What you need to do – Find the word "with" in the records and copy every line where it occurs.

[Data entries]
>>>
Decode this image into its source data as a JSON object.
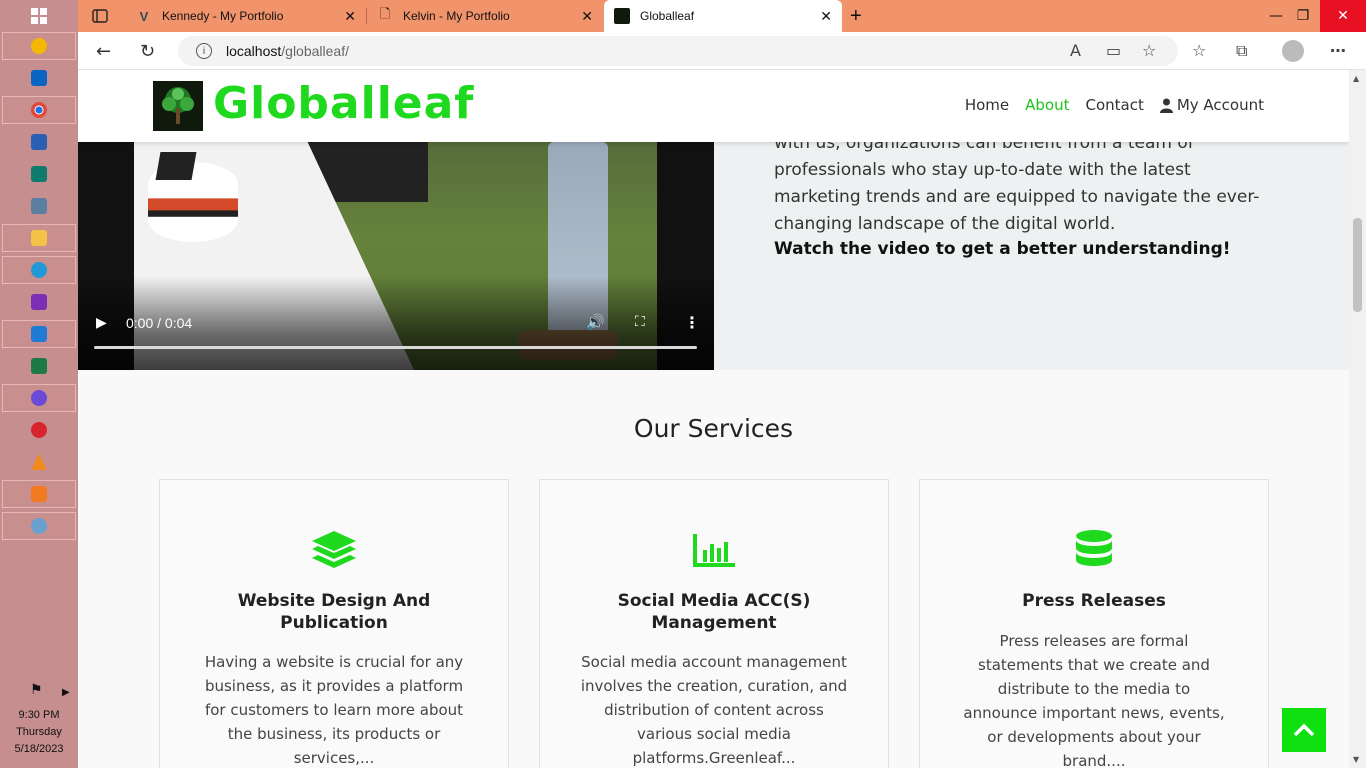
{
  "taskbar": {
    "apps": [
      {
        "name": "start-icon",
        "color": "#ffffff"
      },
      {
        "name": "app-icon-1",
        "color": "#f5b800"
      },
      {
        "name": "outlook-icon",
        "color": "#0a64c4"
      },
      {
        "name": "chrome-icon",
        "color": "#e14a3b"
      },
      {
        "name": "word-icon",
        "color": "#2b5fb4"
      },
      {
        "name": "publisher-icon",
        "color": "#0f7b6c"
      },
      {
        "name": "app-icon-2",
        "color": "#5a7fa0"
      },
      {
        "name": "file-explorer-icon",
        "color": "#f3c247"
      },
      {
        "name": "edge-icon",
        "color": "#1f9ad6"
      },
      {
        "name": "onenote-icon",
        "color": "#7b2fb5"
      },
      {
        "name": "vscode-icon",
        "color": "#1f7bd6"
      },
      {
        "name": "excel-icon",
        "color": "#1d7a45"
      },
      {
        "name": "settings-icon",
        "color": "#6b4ad6"
      },
      {
        "name": "opera-icon",
        "color": "#d8242c"
      },
      {
        "name": "vlc-icon",
        "color": "#f08a1c"
      },
      {
        "name": "xampp-icon",
        "color": "#f27a22"
      },
      {
        "name": "app-icon-3",
        "color": "#6aa0d0"
      }
    ],
    "clock": {
      "time": "9:30 PM",
      "day": "Thursday",
      "date": "5/18/2023"
    }
  },
  "browser": {
    "tabs": [
      {
        "title": "Kennedy - My Portfolio",
        "active": false
      },
      {
        "title": "Kelvin - My Portfolio",
        "active": false
      },
      {
        "title": "Globalleaf",
        "active": true
      }
    ],
    "new_tab": "+",
    "url_host": "localhost",
    "url_path": "/globalleaf/"
  },
  "header": {
    "brand": "Globalleaf",
    "nav": [
      {
        "label": "Home"
      },
      {
        "label": "About",
        "active": true
      },
      {
        "label": "Contact"
      },
      {
        "label": "My Account"
      }
    ]
  },
  "about": {
    "video_time": "0:00 / 0:04",
    "lines": [
      "with us, organizations can benefit from a team of",
      "professionals who stay up-to-date with the latest",
      "marketing trends and are equipped to navigate the ever-",
      "changing landscape of the digital world."
    ],
    "cta": "Watch the video to get a better understanding!"
  },
  "services": {
    "title": "Our Services",
    "cards": [
      {
        "icon": "layers-icon",
        "title_lines": [
          "Website Design And",
          "Publication"
        ],
        "desc_lines": [
          "Having a website is crucial for any",
          "business, as it provides a platform",
          "for customers to learn more about",
          "the business, its products or",
          "services,..."
        ]
      },
      {
        "icon": "bar-chart-icon",
        "title_lines": [
          "Social Media ACC(S)",
          "Management"
        ],
        "desc_lines": [
          "Social media account management",
          "involves the creation, curation, and",
          "distribution of content across",
          "various social media",
          "platforms.Greenleaf..."
        ]
      },
      {
        "icon": "database-icon",
        "title_lines": [
          "Press Releases"
        ],
        "desc_lines": [
          "Press releases are formal",
          "statements that we create and",
          "distribute to the media to",
          "announce important news, events,",
          "or developments about your",
          "brand...."
        ]
      }
    ]
  },
  "colors": {
    "accent": "#1ed91e",
    "tabbar": "#f1946c",
    "taskbar": "#c68e8e"
  }
}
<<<
Exercise solution –
      "with us, organizations can benefit from a team of",
      "professionals who stay up-to-date with the latest",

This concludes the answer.